# Task requirements
The result must match the data exactly, line for line.

[[ Data extracts open ]]

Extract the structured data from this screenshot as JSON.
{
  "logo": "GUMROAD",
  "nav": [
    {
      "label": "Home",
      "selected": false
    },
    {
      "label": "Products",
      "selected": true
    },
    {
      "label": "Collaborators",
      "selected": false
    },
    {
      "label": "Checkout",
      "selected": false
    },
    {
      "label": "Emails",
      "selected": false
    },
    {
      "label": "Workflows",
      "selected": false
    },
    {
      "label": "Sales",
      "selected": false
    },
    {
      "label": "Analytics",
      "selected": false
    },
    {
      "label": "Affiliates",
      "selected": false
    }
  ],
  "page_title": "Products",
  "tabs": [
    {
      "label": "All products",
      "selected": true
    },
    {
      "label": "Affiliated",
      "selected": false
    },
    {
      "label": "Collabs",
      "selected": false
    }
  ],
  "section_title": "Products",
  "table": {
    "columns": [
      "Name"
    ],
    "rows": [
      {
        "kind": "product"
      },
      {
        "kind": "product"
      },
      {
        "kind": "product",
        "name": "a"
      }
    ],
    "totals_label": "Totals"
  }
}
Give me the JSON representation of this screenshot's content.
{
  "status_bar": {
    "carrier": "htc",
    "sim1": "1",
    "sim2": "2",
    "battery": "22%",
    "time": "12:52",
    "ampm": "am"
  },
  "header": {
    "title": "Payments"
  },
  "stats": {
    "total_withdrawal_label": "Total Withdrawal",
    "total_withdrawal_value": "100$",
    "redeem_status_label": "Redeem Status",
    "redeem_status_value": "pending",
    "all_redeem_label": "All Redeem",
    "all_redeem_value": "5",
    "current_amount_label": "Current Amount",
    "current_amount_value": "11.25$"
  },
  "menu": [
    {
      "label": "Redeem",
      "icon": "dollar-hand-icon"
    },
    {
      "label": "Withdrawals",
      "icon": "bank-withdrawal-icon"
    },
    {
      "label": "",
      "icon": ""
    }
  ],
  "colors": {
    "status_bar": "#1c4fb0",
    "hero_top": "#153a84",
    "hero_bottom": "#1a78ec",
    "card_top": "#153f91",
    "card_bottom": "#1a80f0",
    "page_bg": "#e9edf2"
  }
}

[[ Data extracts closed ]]

# Final answer
Extract the structured data from this screenshot as JSON.
{
  "logo": "GUMROAD",
  "nav": [
    {
      "label": "Home",
      "selected": false
    },
    {
      "label": "Products",
      "selected": true
    },
    {
      "label": "Collaborators",
      "selected": false
    },
    {
      "label": "Checkout",
      "selected": false
    },
    {
      "label": "Emails",
      "selected": false
    },
    {
      "label": "Workflows",
      "selected": false
    },
    {
      "label": "Sales",
      "selected": false
    },
    {
      "label": "Analytics",
      "selected": false
    },
    {
      "label": "Affiliates",
      "selected": false
    }
  ],
  "page_title": "Products",
  "tabs": [
    {
      "label": "All products",
      "selected": true
    },
    {
      "label": "Affiliated",
      "selected": false
    },
    {
      "label": "Collabs",
      "selected": false
    }
  ],
  "section_title": "Products",
  "table": {
    "columns": [
      "Name"
    ],
    "rows": [
      {
        "kind": "product"
      },
      {
        "kind": "product"
      },
      {
        "kind": "product",
        "name": "a"
      }
    ],
    "totals_label": "Totals"
  }
}
Give me the JSON representation of this screenshot's content.
{
  "status_bar": {
    "carrier": "htc",
    "sim1": "1",
    "sim2": "2",
    "battery": "22%",
    "time": "12:52",
    "ampm": "am"
  },
  "header": {
    "title": "Payments"
  },
  "stats": {
    "total_withdrawal_label": "Total Withdrawal",
    "total_withdrawal_value": "100$",
    "redeem_status_label": "Redeem Status",
    "redeem_status_value": "pending",
    "all_redeem_label": "All Redeem",
    "all_redeem_value": "5",
    "current_amount_label": "Current Amount",
    "current_amount_value": "11.25$"
  },
  "menu": [
    {
      "label": "Redeem",
      "icon": "dollar-hand-icon"
    },
    {
      "label": "Withdrawals",
      "icon": "bank-withdrawal-icon"
    },
    {
      "label": "",
      "icon": ""
    }
  ],
  "colors": {
    "status_bar": "#1c4fb0",
    "hero_top": "#153a84",
    "hero_bottom": "#1a78ec",
    "card_top": "#153f91",
    "card_bottom": "#1a80f0",
    "page_bg": "#e9edf2"
  }
}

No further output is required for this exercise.